All that we kept hearing on the phone was “No pulse. . .No pulse. . . No pulse”
I couldn’t tell you how many minutes it was that we sat there like that. I remember calling my mother and telling her hysterically what was going on and her screaming “NO!!” into the phone.
I remember calling my sister who lives minutes away from my grandparents and telling her to get to their house as fast as possible and she hung up with no further questions asked.
I remember her arriving at the house as Rob could hear her voice through the phone line over the paramedics voices.
And the next thing that I remember is throwing on clothes and jumping into the car as fast as possible with my husband at the wheel crying all the way to the hospital as he held my hand trying his best to be strong for me.
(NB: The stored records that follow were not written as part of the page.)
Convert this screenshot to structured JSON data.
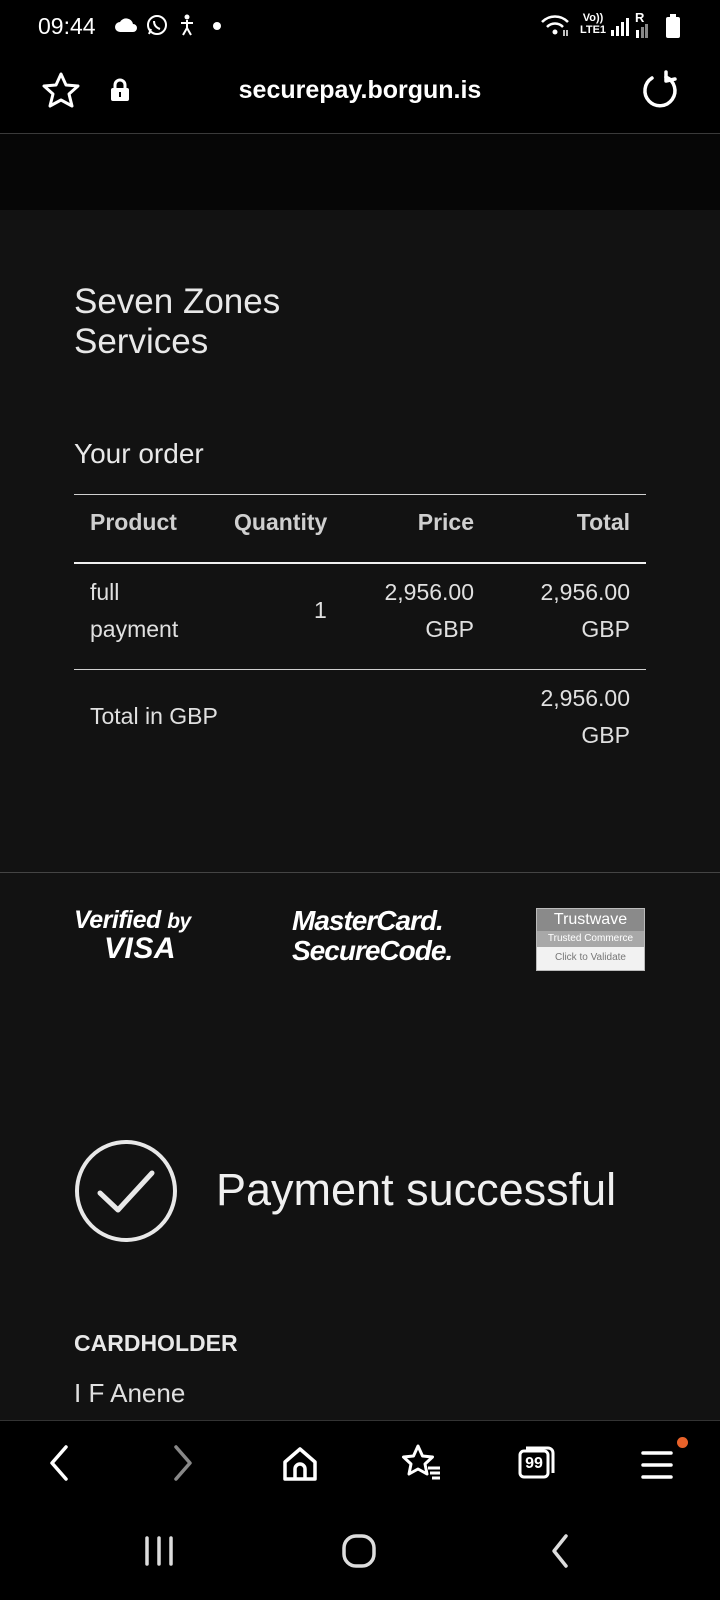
{
  "status_bar": {
    "time": "09:44",
    "network_label": "Vo)) LTE1",
    "roaming": "R",
    "icons": [
      "cloud-icon",
      "whatsapp-icon",
      "accessibility-icon",
      "dot-icon",
      "wifi-icon",
      "signal-icon",
      "battery-icon"
    ]
  },
  "address_bar": {
    "url": "securepay.borgun.is"
  },
  "merchant": {
    "name": "Seven Zones Services"
  },
  "order": {
    "title": "Your order",
    "columns": [
      "Product",
      "Quantity",
      "Price",
      "Total"
    ],
    "rows": [
      {
        "product_line1": "full",
        "product_line2": "payment",
        "quantity": "1",
        "price_line1": "2,956.00",
        "price_line2": "GBP",
        "total_line1": "2,956.00",
        "total_line2": "GBP"
      }
    ],
    "total_label": "Total in GBP",
    "total_line1": "2,956.00",
    "total_line2": "GBP"
  },
  "security_logos": {
    "visa_line1": "Verified",
    "visa_by": "by",
    "visa_line2": "VISA",
    "mastercard_line1": "MasterCard.",
    "mastercard_line2": "SecureCode.",
    "trustwave_title": "Trustwave",
    "trustwave_sub": "Trusted Commerce",
    "trustwave_link": "Click to Validate"
  },
  "result": {
    "message": "Payment successful"
  },
  "cardholder": {
    "label": "CARDHOLDER",
    "name": "I F Anene"
  },
  "toolbar": {
    "tab_count": "99",
    "has_notification": true,
    "notification_color": "#e8622a"
  },
  "colors": {
    "page_bg": "#121212",
    "bar_bg": "#000000",
    "text": "#ffffff"
  }
}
The next few days I lived in that hospital with the rest of my family with relatives and friends coming in and out to visit my Poppy and spread their love on us as we waited for news, any positive news that my Poppy would come back to us.
On Tuesday January 13, we decided to let him go.
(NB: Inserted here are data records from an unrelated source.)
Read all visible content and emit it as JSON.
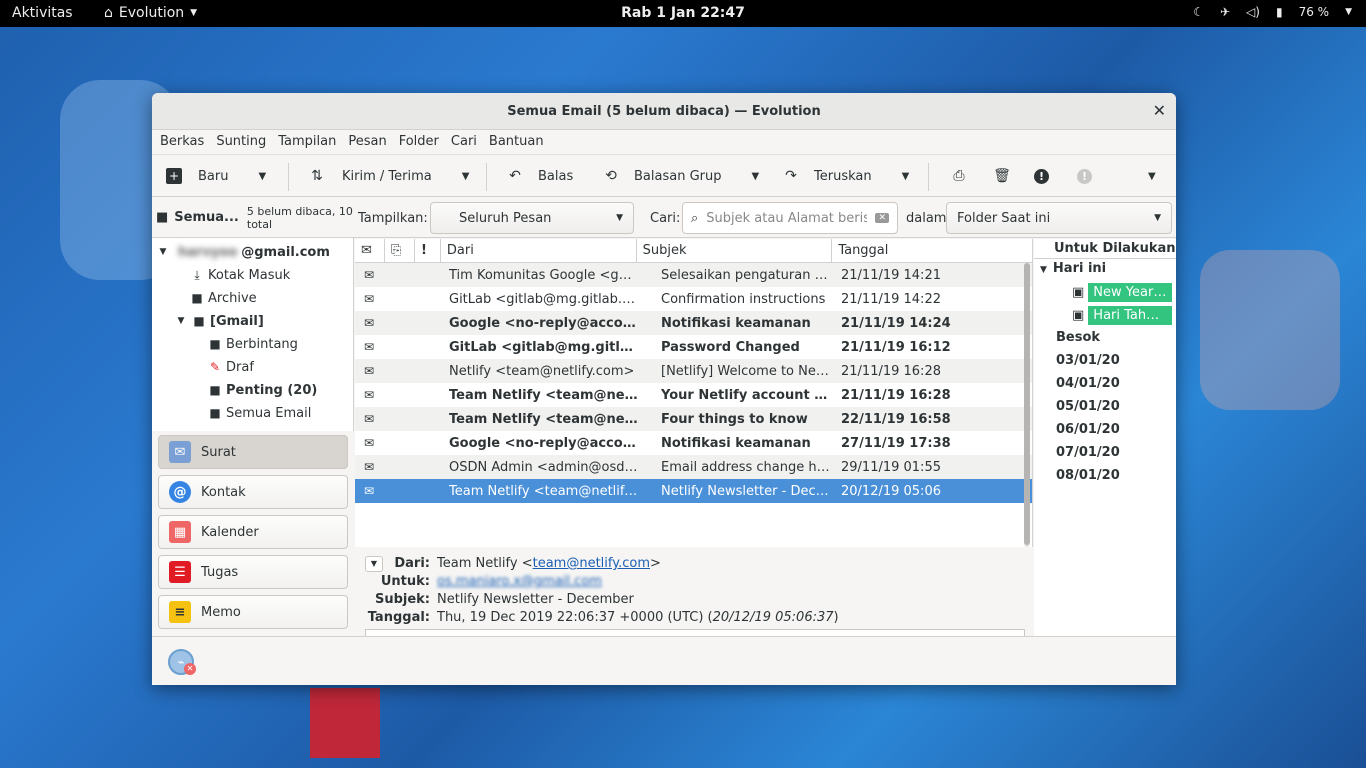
{
  "topbar": {
    "activities": "Aktivitas",
    "app": "Evolution",
    "clock": "Rab 1 Jan 22:47",
    "battery": "76 %"
  },
  "window": {
    "title": "Semua Email (5 belum dibaca) — Evolution"
  },
  "menu": [
    "Berkas",
    "Sunting",
    "Tampilan",
    "Pesan",
    "Folder",
    "Cari",
    "Bantuan"
  ],
  "toolbar": {
    "new": "Baru",
    "send_receive": "Kirim / Terima",
    "reply": "Balas",
    "reply_group": "Balasan Grup",
    "forward": "Teruskan"
  },
  "folder_header": {
    "name": "Semua...",
    "status": "5 belum dibaca, 10 total"
  },
  "folders": {
    "account_blur": "harvyoo",
    "account_domain": "@gmail.com",
    "inbox": "Kotak Masuk",
    "archive": "Archive",
    "gmail": "[Gmail]",
    "starred": "Berbintang",
    "drafts": "Draf",
    "important": "Penting (20)",
    "all": "Semua Email"
  },
  "nav": {
    "mail": "Surat",
    "contacts": "Kontak",
    "calendar": "Kalender",
    "tasks": "Tugas",
    "memos": "Memo"
  },
  "filter": {
    "show_label": "Tampilkan:",
    "show_value": "Seluruh Pesan",
    "search_label": "Cari:",
    "search_placeholder": "Subjek atau Alamat berisi",
    "in_label": "dalam",
    "scope_value": "Folder Saat ini"
  },
  "columns": {
    "from": "Dari",
    "subject": "Subjek",
    "date": "Tanggal"
  },
  "messages": [
    {
      "from": "Tim Komunitas Google <goo...",
      "subject": "Selesaikan pengaturan Aku...",
      "date": "21/11/19 14:21"
    },
    {
      "from": "GitLab <gitlab@mg.gitlab.co...",
      "subject": "Confirmation instructions",
      "date": "21/11/19 14:22"
    },
    {
      "from": "Google <no-reply@accounts...",
      "subject": "Notifikasi keamanan",
      "date": "21/11/19 14:24"
    },
    {
      "from": "GitLab <gitlab@mg.gitlab.c...",
      "subject": "Password Changed",
      "date": "21/11/19 16:12"
    },
    {
      "from": "Netlify <team@netlify.com>",
      "subject": "[Netlify] Welcome to Netli...",
      "date": "21/11/19 16:28"
    },
    {
      "from": "Team Netlify <team@netlify....",
      "subject": "Your Netlify account and h...",
      "date": "21/11/19 16:28"
    },
    {
      "from": "Team Netlify <team@netlify....",
      "subject": "Four things to know",
      "date": "22/11/19 16:58"
    },
    {
      "from": "Google <no-reply@accounts...",
      "subject": "Notifikasi keamanan",
      "date": "27/11/19 17:38"
    },
    {
      "from": "OSDN Admin <admin@osdn....",
      "subject": "Email address change has ...",
      "date": "29/11/19 01:55"
    },
    {
      "from": "Team Netlify <team@netlify....",
      "subject": "Netlify Newsletter - Decem...",
      "date": "20/12/19 05:06"
    }
  ],
  "preview": {
    "from_label": "Dari:",
    "from_name": "Team Netlify <",
    "from_email": "team@netlify.com",
    "from_end": ">",
    "to_label": "Untuk:",
    "to_email": "os.maniaro.x@gmail.com",
    "subject_label": "Subjek:",
    "subject": "Netlify Newsletter - December",
    "date_label": "Tanggal:",
    "date": "Thu, 19 Dec 2019 22:06:37 +0000 (UTC) (",
    "date_local": "20/12/19 05:06:37",
    "date_end": ")"
  },
  "todo": {
    "title": "Untuk Dilakukan",
    "today": "Hari ini",
    "events": [
      "New Year's...",
      "Hari Tahun ..."
    ],
    "tomorrow": "Besok",
    "dates": [
      "03/01/20",
      "04/01/20",
      "05/01/20",
      "06/01/20",
      "07/01/20",
      "08/01/20"
    ]
  }
}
At 8:30pm that night, the doctors removed his life support.
We sat around his bedside that entire night.
My grandmother, mother, sister, brother, husband, and I.
We slept off and on, told stories of our favorite memories with him, we cried over him, and we watched the screen for signs of him leaving us.
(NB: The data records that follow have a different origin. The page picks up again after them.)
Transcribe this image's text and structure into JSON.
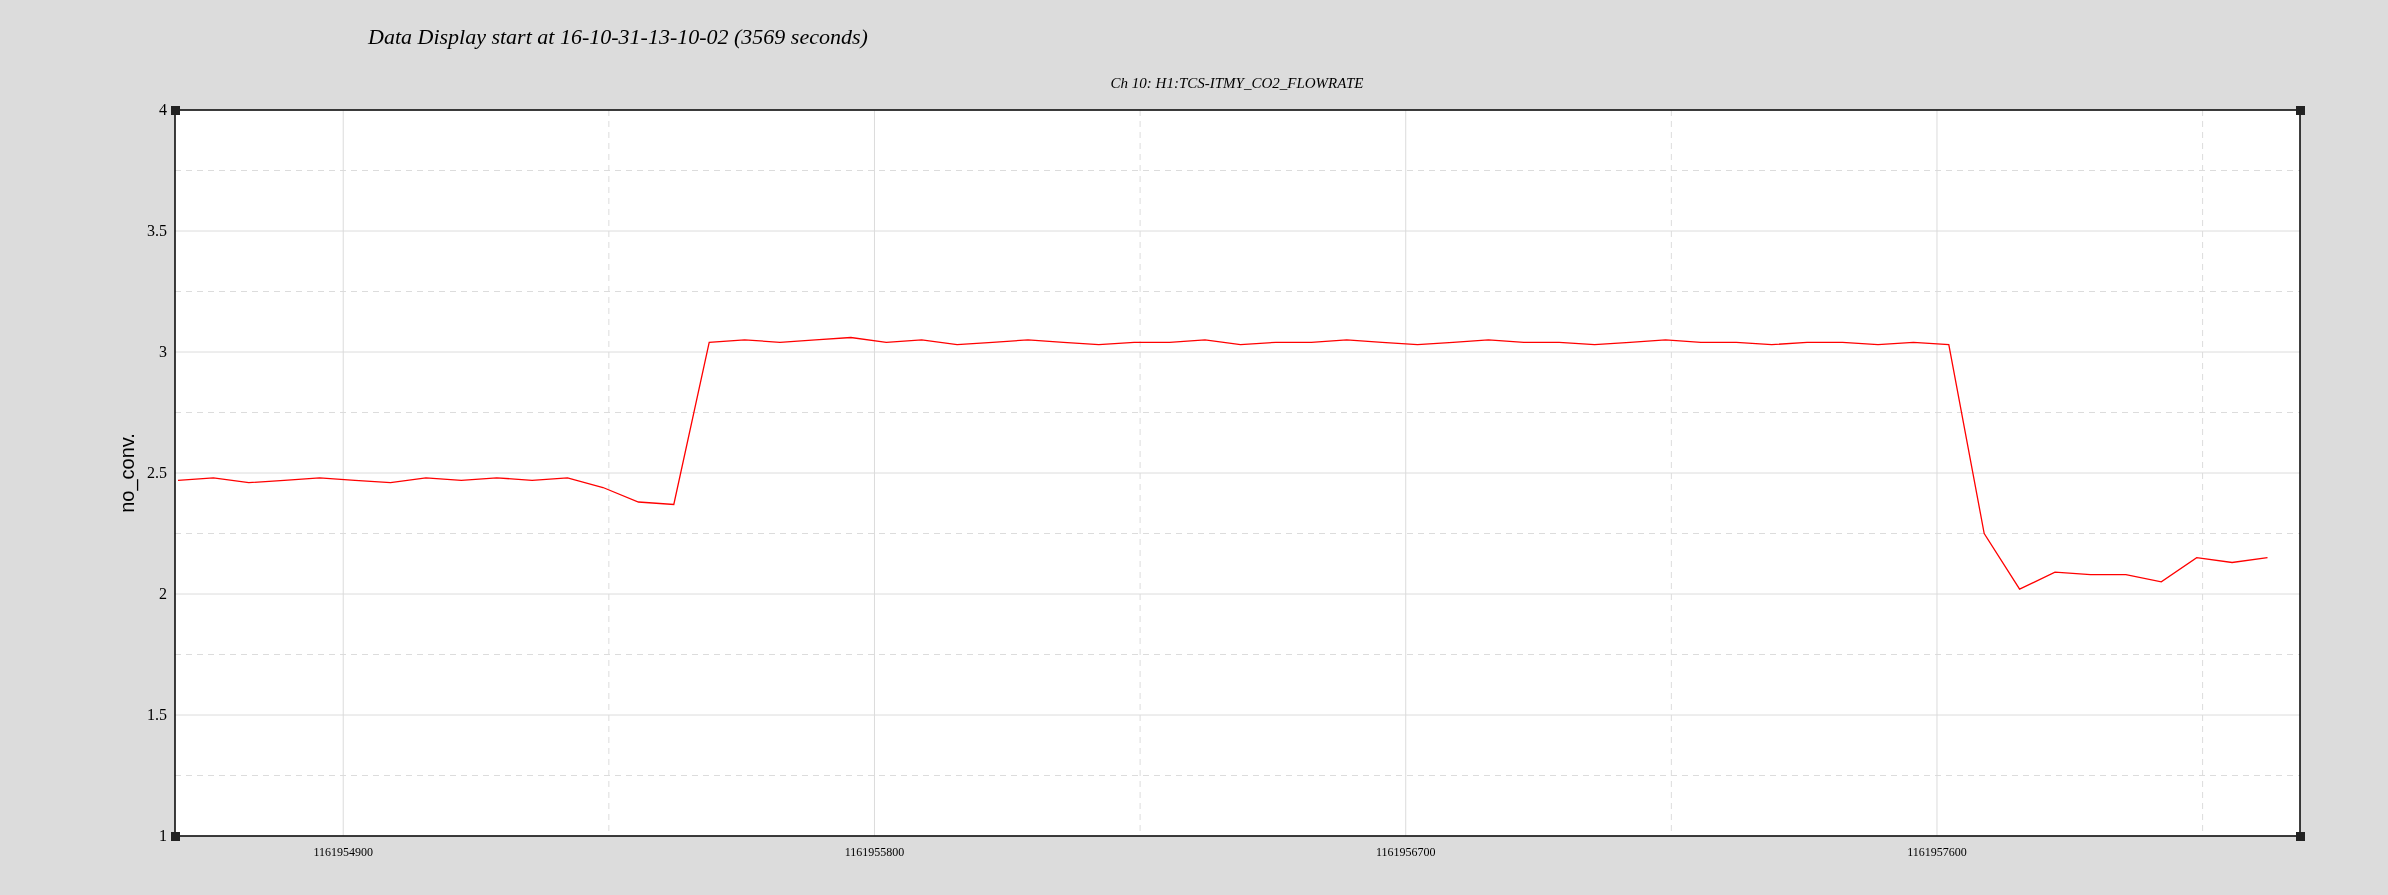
{
  "header": "Data Display start at 16-10-31-13-10-02 (3569 seconds)",
  "plot": {
    "chart_data": {
      "type": "line",
      "title": "Ch 10: H1:TCS-ITMY_CO2_FLOWRATE",
      "ylabel": "no_conv.",
      "xlim": [
        1161954615,
        1161958215
      ],
      "ylim": [
        1,
        4
      ],
      "xticks": [
        1161954900,
        1161955800,
        1161956700,
        1161957600
      ],
      "yticks": [
        1,
        1.5,
        2,
        2.5,
        3,
        3.5,
        4
      ],
      "x": [
        1161954620,
        1161954680,
        1161954740,
        1161954800,
        1161954860,
        1161954920,
        1161954980,
        1161955040,
        1161955100,
        1161955160,
        1161955220,
        1161955280,
        1161955340,
        1161955400,
        1161955460,
        1161955520,
        1161955580,
        1161955640,
        1161955700,
        1161955760,
        1161955820,
        1161955880,
        1161955940,
        1161956000,
        1161956060,
        1161956120,
        1161956180,
        1161956240,
        1161956300,
        1161956360,
        1161956420,
        1161956480,
        1161956540,
        1161956600,
        1161956660,
        1161956720,
        1161956780,
        1161956840,
        1161956900,
        1161956960,
        1161957020,
        1161957080,
        1161957140,
        1161957200,
        1161957260,
        1161957320,
        1161957380,
        1161957440,
        1161957500,
        1161957560,
        1161957620,
        1161957680,
        1161957740,
        1161957800,
        1161957860,
        1161957920,
        1161957980,
        1161958040,
        1161958100,
        1161958160
      ],
      "grid": true,
      "series": [
        {
          "color": "#ff0000",
          "values": [
            2.47,
            2.48,
            2.46,
            2.47,
            2.48,
            2.47,
            2.46,
            2.48,
            2.47,
            2.48,
            2.47,
            2.48,
            2.44,
            2.38,
            2.37,
            3.04,
            3.05,
            3.04,
            3.05,
            3.06,
            3.04,
            3.05,
            3.03,
            3.04,
            3.05,
            3.04,
            3.03,
            3.04,
            3.04,
            3.05,
            3.03,
            3.04,
            3.04,
            3.05,
            3.04,
            3.03,
            3.04,
            3.05,
            3.04,
            3.04,
            3.03,
            3.04,
            3.05,
            3.04,
            3.04,
            3.03,
            3.04,
            3.04,
            3.03,
            3.04,
            3.03,
            2.25,
            2.02,
            2.09,
            2.08,
            2.08,
            2.05,
            2.15,
            2.13,
            2.15
          ]
        }
      ]
    }
  }
}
The next morning he was still there breathing on his own and his heart beating.
More family and friends came to visit talking with us and keeping us distracted from what was actually happening before us.
I remember it was near 10:45am that next morning. Rob was studying next to me, my sister and I were reading our books, my grandmother was on the phone, and my mom was playing a game on her IPAD.
Rob tapped me on the shoulder suddenly and pointed to the screen. Poppy’s stats were low, very low. His heartbeat was slowing down and his breathing had lessened.
I got my families attention and we all jumped to Poppy holding his hand, rubbing his head, and whispering through our tears how much we loved him.
And just like that he was gone.
Silently, and in the most peaceful way possible he left us and we knew without a doubt in our minds where he was.
It was just like Poppy to go the way that he did. Silently. Waiting for everyone to be busy with something else and then sneaking away like only Poppy could. It was him.
The next hours were full of sadness. We sat around him holding onto him, as if we didn’t want to let him go.
I cried a lot
. . . and my husband held me and cried a long with me.
My grandfather was gone.
In all honesty he had been gone on Saturday morning in our minds.
While we held out for hope all week, we knew that on Saturday morning when his heart stopped beating he was already there.
He was there walking the streets of gold.
He was praising the Lord and hugging all of his loved ones that he hadn’t seen in so long.
He was happy, he was joyful, and because of that I know that there may be sadness at the loss of my Poppy, but there is joy.
So. Much. Joy.
Joy in knowing that he is with his Savior happy, with a pain-free body.
He is Home, where he belongs, where he was always meant to be.
My Poppy was not afraid to die.
My Poppy was ready to go home. He was more than ready to be with his Lord.
I have no doubt that when he entered those pearly gates Jesus’ first words were
“Well Done, Good and Faithful Servant. Well Done.”